Access to justice issues in the Canadian civil justice system are often framed around affordability, geography, and the quality of service provision. Affordability is most often linked to the high costs of privately provided legal services and the underfunding of legal aid. Geography has recently been shown to be relevant in major studies in Alberta and Ontario, one by the Canadian Forum on Civil Justice, the other by the Ontario Civil Legal Needs Project. Both emphasized that lawyers and paralegals are overwhelming concentrated in large urban centres. The quality of public service provision has been an issue in the case . . . [more]
In my last column on 19 August 2011, I commented on the riots that took place in English cities. Soon after the riots, Prime Minister David Cameron, stated his conviction that the riots were the result of a broken society and gangs, which he quickly moved to declare war on. Since then, government, academics and the voluntary and community sectors have been performing an autopsy on the riots and this post outlines with regard to young people’s involvement, some preliminary findings; asks what we can learn from the past and overseas, and what investigations are currently underway.
Ministry of Justice . . . [more]
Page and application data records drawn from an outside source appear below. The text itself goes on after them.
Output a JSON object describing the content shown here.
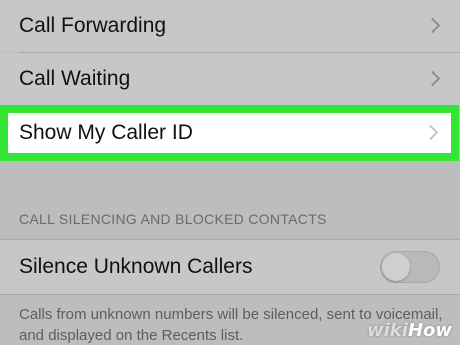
{
  "settings": {
    "rows": [
      {
        "label": "Call Forwarding",
        "icon": "chevron-right-icon"
      },
      {
        "label": "Call Waiting",
        "icon": "chevron-right-icon"
      },
      {
        "label": "Show My Caller ID",
        "icon": "chevron-right-icon",
        "highlight_color": "#33e633"
      }
    ],
    "section_header": "CALL SILENCING AND BLOCKED CONTACTS",
    "silence_unknown": {
      "label": "Silence Unknown Callers",
      "toggle_on": false
    },
    "footer": "Calls from unknown numbers will be silenced, sent to voicemail, and displayed on the Recents list."
  },
  "watermark": {
    "wiki": "wiki",
    "how": "How"
  },
  "colors": {
    "highlight": "#33e633",
    "background": "#bdbdbd"
  }
}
[with Meredith James]
Is it acceptable for legal pollution levels to be higher in some neighbourhoods than in others? In the US, pollution is often concentrated in areas of colour, including the famous Cancer Alley. Changing this is called “environmental justice”, and is an important priority for US EPA Administrator Lisa Jackson.
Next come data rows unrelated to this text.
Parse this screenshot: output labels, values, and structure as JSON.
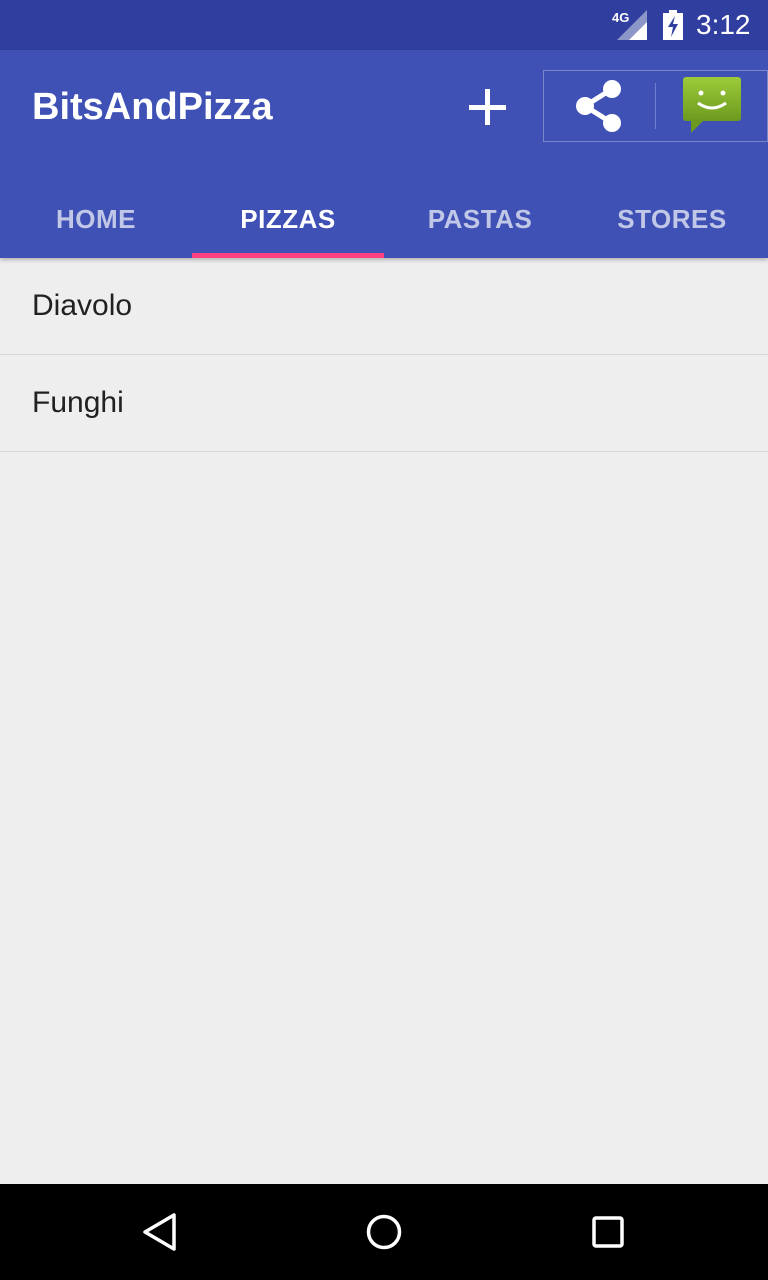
{
  "status_bar": {
    "network": "4G",
    "time": "3:12",
    "icons": [
      "signal-icon",
      "battery-icon"
    ]
  },
  "app_bar": {
    "title": "BitsAndPizza",
    "actions": [
      "add-icon",
      "share-icon",
      "chat-icon"
    ],
    "colors": {
      "primary": "#3f51b5",
      "primary_dark": "#303f9f",
      "accent": "#ff4081"
    }
  },
  "tabs": [
    {
      "label": "HOME",
      "active": false
    },
    {
      "label": "PIZZAS",
      "active": true
    },
    {
      "label": "PASTAS",
      "active": false
    },
    {
      "label": "STORES",
      "active": false
    }
  ],
  "list": {
    "items": [
      "Diavolo",
      "Funghi"
    ]
  },
  "nav_bar": {
    "buttons": [
      "back-icon",
      "home-icon",
      "recents-icon"
    ]
  }
}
(Ecojustice has framed the same issue as a Charter challenge in its work on behalf of two members of the Aamjiwnaang First Nation. It argues that Ministry of the Environment ongoing approval of multiple sources of pollution surrounding their Sarnia reserve violates their rights to life, liberty and . . . [more]
As you can imagine, the personalities you may meet over the course of a career in criminal law can be – ahem – colourful. I have frequently marvelled at some of the outrageous things I have seen defendants and complainants say and do but often forgotten in the rich cast of characters that populate a criminal trial is the crown witness. Commonly relegated to side-show status, in many trials a crown witness deserves top billing on the docket marquee along with the accused and complainant. This is particularly so for that most intriguing of animals – the confidential informant (“C.I.”). . . . [more]
Back in the 80’s – well before the availability of such innovative distractions and time wasters as the internet, Netflix, DisneyXD or PVRs – the late afternoon viewing options for pre-teen couch-potatoes were pretty sparse. Worse still, most of what was available often tried to impart important life lessons to impressionable young minds. Anyone remember the ABC After School Specials?
Some of those lessons must have stuck, because I can no longer hear someone say “now I know” (or some such) without reflexively adding the GI Joe inspired response: “and knowing is half the battle!”
So it . . . [more]